Twitter, of late, has been making headlines in India due to hacked accounts of several celebrities but yesterday the social media company had cause to pop the bubbly. Overall revenue not only rose 2% to $731.6 million in the fiscal quarter ending December 2017 from a year earlier, but this is also the first time it has posted a quarterly profit since it went public in 2013. Twitter reported a net profit of $91.1 million, or 12 cents per share, compared to a loss of $167.1 million, or 23 cents per share, a year earlier.
Adjusted EBITDA stood at $308 million "or 42% of total revenue, reaching our long-term target range of 40-45% for the first time", said the company. This turnaround in its fortunes is all the more impressive because it hasn't been easy for new age consumer internet companies to make profits.
In response Chief Executive Jack Dorsey tweeted, "I'm so proud of the @Twitter team. We did what we said we were going to do. Our focus and self-discipline continues to improve.
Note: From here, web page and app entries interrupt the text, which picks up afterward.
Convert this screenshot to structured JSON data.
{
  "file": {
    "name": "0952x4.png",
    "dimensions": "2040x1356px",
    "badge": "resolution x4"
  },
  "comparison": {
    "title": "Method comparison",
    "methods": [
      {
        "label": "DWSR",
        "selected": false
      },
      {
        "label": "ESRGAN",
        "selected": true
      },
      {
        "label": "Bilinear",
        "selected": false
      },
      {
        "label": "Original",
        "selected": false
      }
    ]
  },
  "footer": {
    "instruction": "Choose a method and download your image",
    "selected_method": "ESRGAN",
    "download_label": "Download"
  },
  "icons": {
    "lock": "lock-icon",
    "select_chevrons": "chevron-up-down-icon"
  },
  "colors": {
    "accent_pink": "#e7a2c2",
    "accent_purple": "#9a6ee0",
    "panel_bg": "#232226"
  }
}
Thank you team! And thanks to all of our shareholders for the patience and support. 2018 is going to be a great year."
Twitter's previous inability to turn a profit or log consistent revenue growth has long confounded investors given its ubiquitous media presence and popularity among celebrities, athletes and politicians, including Prime Minister Narendra Modi.
The unexpected return to revenue growth-analyst estimates had predicted $686.1 million, a fourth straight quarter of declines-was fuelled by expansion outside the United States. Revenue from outside the US rose 17%, making up for an 8% decline in domestic sales. Revenue from Japan rose 34% to $106 million, and Chief Financial Officer Ned Segal said Chinese exporters were strong advertisers abroad.
Apart from higher video ad sales and redesigned ad formats, Twitter said that revenue was further helped by using data to make the targeting of ads more individualized, a process known as machine learning. That raised clickthrough rates, or the ratio of users who click on a specific ad to the number that view it. In the latest quarterly results, advertising revenue is up 1% to $644 million from $638 million a year ago.
"They are showing the right tweets to the right people at the right time, and as you do that, not only do you drive consumers to use Twitter more, but you attract more and more advertisers to want to be on the platform," said analyst Richard Greenfield of BTIG Research. The company also reported $87 million in data licensing and other non-advertising revenue, up 10% from a year earlier.
The platform has seen the number of daily active users go up 12%-thanks to changes like doubling the number of characters allowed per tweet-but monthly active users grew more slowly, up 4% from a year earlier to 330 million. That was flat from the third quarter, which the company blamed in part on seasonal weakness and its purge of fake and spam accounts. In comparison, Facebook Inc has 2.1 billion monthly users, while Snapchat owner Snap Inc, which does not report a monthly figure, has 187 million daily users.
Twitter's quarterly profit and rising revenue has reignited speculation among some analysts that a larger company could try to buy it. The Walt Disney Co expressed interest in 2016, though at the time Twitter shares were trading around $18. Yesterday its share price jumped to more than two-year highs, closing 12.1% higher at $30.18 after hitting a high of $35.00.
In any case, the strong financials come as welcome news at a time when social media companies are grappling with a regulatory backlash in Europe and the United States over privacy concerns, possible user addiction and hate speech. The alleged abuse of Twitter accounts by Russia to sway the 2016 U.S. presidential election-when Donald Trump stormed the White House-did not help matters.
What lies ahead for the company? Opinion stands divided. Twitter Inc said it expects to be "GAAP profitable for the full year 2018," referring to generally accepted accounting principles. In its letter to the shareholders, the company said that for Q1, "we expect adjusted EBITDA to be between $185 million and $205 million". But the outlook is far from rosy.
As pointed out by The Washington Post, it's still not making a significant dent in digital ads, a space dominated by Google and Facebook. According to eMarketer, these two companies together make up an estimated 26% of the worldwide digital ad market while Twitter carries a mere 1.2%. And this status is unlikely to change anytime soon.
With Reuters inputs